Discusses growth of special interest groups, or lobbies. Contends that lobbyists act against direct democracy. Presents the pros and cons of lobbying Congress. Analyzes the effectiveness of gun and education lobbying groups. Special interest groups as a powerful political resource. The NRA. The AFT (American Federation of Teachers). Lobbying strategies.
Over the last four decades, interest groups or lobbies have proliferated at an astonishing pace, with their numbers growing from 5,000 in 1956 to over... more
Over the last four decades, interest groups or lobbies have proliferated at an astonishing pace, with their numbers growing from 5,000 in 1956 to over 20,000 today. However, this figure is only a modest estimation of the actual number of interest groups that claim to represent the multiple interests of the diverse American population today. For many Americans who are preoccupied with daily survival and personal responsibilities, interest groups serve as a useful and political tool for the masses that do not have direct access to legislators.

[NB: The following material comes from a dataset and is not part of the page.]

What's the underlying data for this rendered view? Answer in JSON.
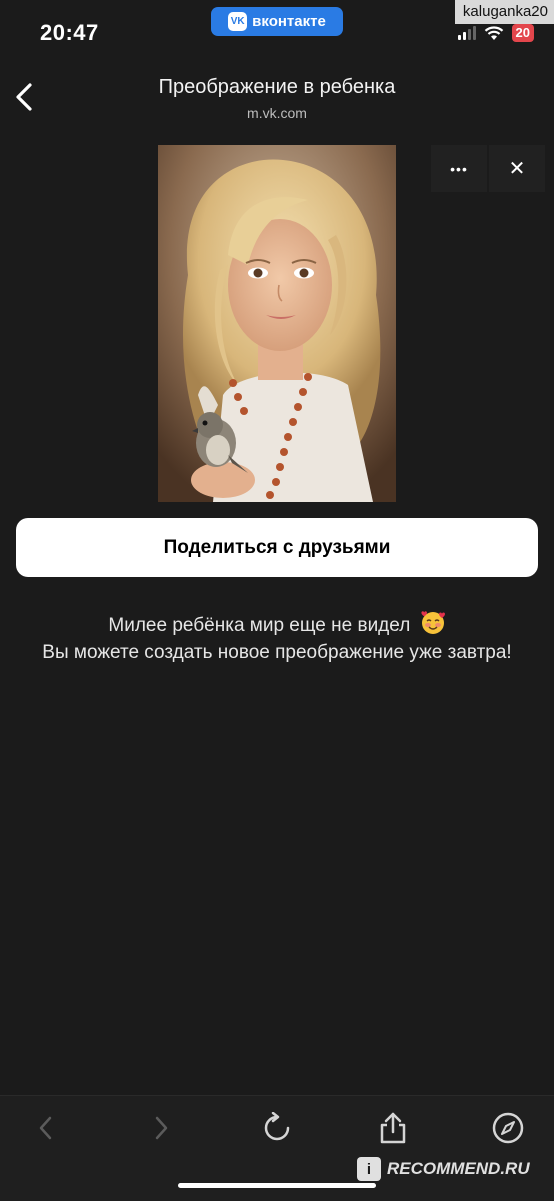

Therefore, these interest groups enable the spirit of democracy to thrive in the U.S. On a more practical level, these organizations have the resources, the organization and the experience to address important political issues on behalf of the people (Berry, 1989). On the other hand, opponents of interest groups believe